● Exercise instructions
Strip out all images, then restate the data verbatim.

---------------

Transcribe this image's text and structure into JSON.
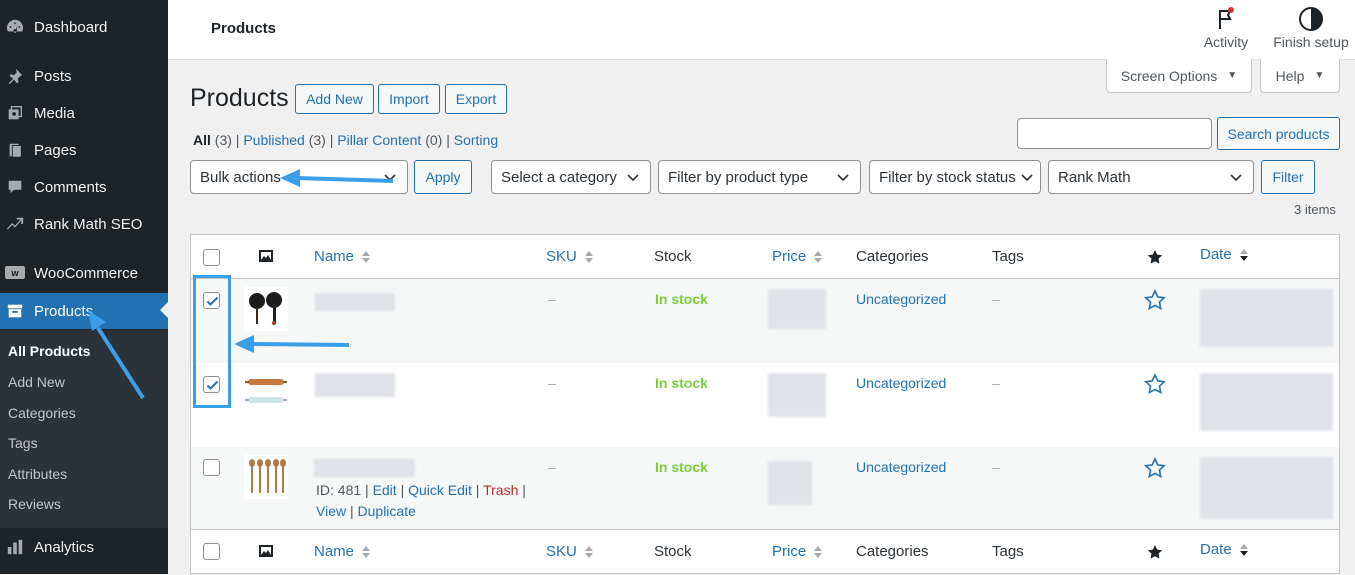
{
  "sidebar": {
    "items": [
      {
        "label": "Dashboard",
        "icon": "dashboard-icon"
      },
      {
        "label": "Posts",
        "icon": "pin-icon"
      },
      {
        "label": "Media",
        "icon": "media-icon"
      },
      {
        "label": "Pages",
        "icon": "pages-icon"
      },
      {
        "label": "Comments",
        "icon": "comments-icon"
      },
      {
        "label": "Rank Math SEO",
        "icon": "rank-math-icon"
      },
      {
        "label": "WooCommerce",
        "icon": "woo-icon"
      },
      {
        "label": "Products",
        "icon": "archive-icon"
      },
      {
        "label": "Analytics",
        "icon": "bar-chart-icon"
      }
    ],
    "submenu": [
      "All Products",
      "Add New",
      "Categories",
      "Tags",
      "Attributes",
      "Reviews"
    ]
  },
  "topbar": {
    "title": "Products",
    "activity_label": "Activity",
    "finish_setup_label": "Finish setup"
  },
  "screen_options_label": "Screen Options",
  "help_label": "Help",
  "page_title": "Products",
  "header_buttons": {
    "add_new": "Add New",
    "import": "Import",
    "export": "Export"
  },
  "views": [
    {
      "label": "All",
      "count": "(3)"
    },
    {
      "label": "Published",
      "count": "(3)"
    },
    {
      "label": "Pillar Content",
      "count": "(0)"
    },
    {
      "label": "Sorting",
      "count": ""
    }
  ],
  "search": {
    "value": "",
    "button": "Search products"
  },
  "filters": {
    "bulk_actions": "Bulk actions",
    "apply": "Apply",
    "category": "Select a category",
    "product_type": "Filter by product type",
    "stock_status": "Filter by stock status",
    "rank_math": "Rank Math",
    "filter_button": "Filter"
  },
  "items_count": "3 items",
  "table": {
    "columns": {
      "name": "Name",
      "sku": "SKU",
      "stock": "Stock",
      "price": "Price",
      "categories": "Categories",
      "tags": "Tags",
      "date": "Date"
    },
    "rows": [
      {
        "checked": true,
        "sku": "–",
        "stock": "In stock",
        "category": "Uncategorized",
        "tags": "–"
      },
      {
        "checked": true,
        "sku": "–",
        "stock": "In stock",
        "category": "Uncategorized",
        "tags": "–"
      },
      {
        "checked": false,
        "sku": "–",
        "stock": "In stock",
        "category": "Uncategorized",
        "tags": "–",
        "row_actions": {
          "id": "ID: 481",
          "edit": "Edit",
          "quick_edit": "Quick Edit",
          "trash": "Trash",
          "view": "View",
          "duplicate": "Duplicate"
        }
      }
    ]
  },
  "colors": {
    "accent": "#2271b1",
    "sidebar": "#1d2327",
    "in_stock": "#7ad03a",
    "annotation": "#3b9ee8"
  }
}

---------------

● Final answer
Transcribe this image's text and structure into JSON.
{
  "sidebar": {
    "items": [
      {
        "label": "Dashboard",
        "icon": "dashboard-icon"
      },
      {
        "label": "Posts",
        "icon": "pin-icon"
      },
      {
        "label": "Media",
        "icon": "media-icon"
      },
      {
        "label": "Pages",
        "icon": "pages-icon"
      },
      {
        "label": "Comments",
        "icon": "comments-icon"
      },
      {
        "label": "Rank Math SEO",
        "icon": "rank-math-icon"
      },
      {
        "label": "WooCommerce",
        "icon": "woo-icon"
      },
      {
        "label": "Products",
        "icon": "archive-icon"
      },
      {
        "label": "Analytics",
        "icon": "bar-chart-icon"
      }
    ],
    "submenu": [
      "All Products",
      "Add New",
      "Categories",
      "Tags",
      "Attributes",
      "Reviews"
    ]
  },
  "topbar": {
    "title": "Products",
    "activity_label": "Activity",
    "finish_setup_label": "Finish setup"
  },
  "screen_options_label": "Screen Options",
  "help_label": "Help",
  "page_title": "Products",
  "header_buttons": {
    "add_new": "Add New",
    "import": "Import",
    "export": "Export"
  },
  "views": [
    {
      "label": "All",
      "count": "(3)"
    },
    {
      "label": "Published",
      "count": "(3)"
    },
    {
      "label": "Pillar Content",
      "count": "(0)"
    },
    {
      "label": "Sorting",
      "count": ""
    }
  ],
  "search": {
    "value": "",
    "button": "Search products"
  },
  "filters": {
    "bulk_actions": "Bulk actions",
    "apply": "Apply",
    "category": "Select a category",
    "product_type": "Filter by product type",
    "stock_status": "Filter by stock status",
    "rank_math": "Rank Math",
    "filter_button": "Filter"
  },
  "items_count": "3 items",
  "table": {
    "columns": {
      "name": "Name",
      "sku": "SKU",
      "stock": "Stock",
      "price": "Price",
      "categories": "Categories",
      "tags": "Tags",
      "date": "Date"
    },
    "rows": [
      {
        "checked": true,
        "sku": "–",
        "stock": "In stock",
        "category": "Uncategorized",
        "tags": "–"
      },
      {
        "checked": true,
        "sku": "–",
        "stock": "In stock",
        "category": "Uncategorized",
        "tags": "–"
      },
      {
        "checked": false,
        "sku": "–",
        "stock": "In stock",
        "category": "Uncategorized",
        "tags": "–",
        "row_actions": {
          "id": "ID: 481",
          "edit": "Edit",
          "quick_edit": "Quick Edit",
          "trash": "Trash",
          "view": "View",
          "duplicate": "Duplicate"
        }
      }
    ]
  },
  "colors": {
    "accent": "#2271b1",
    "sidebar": "#1d2327",
    "in_stock": "#7ad03a",
    "annotation": "#3b9ee8"
  }
}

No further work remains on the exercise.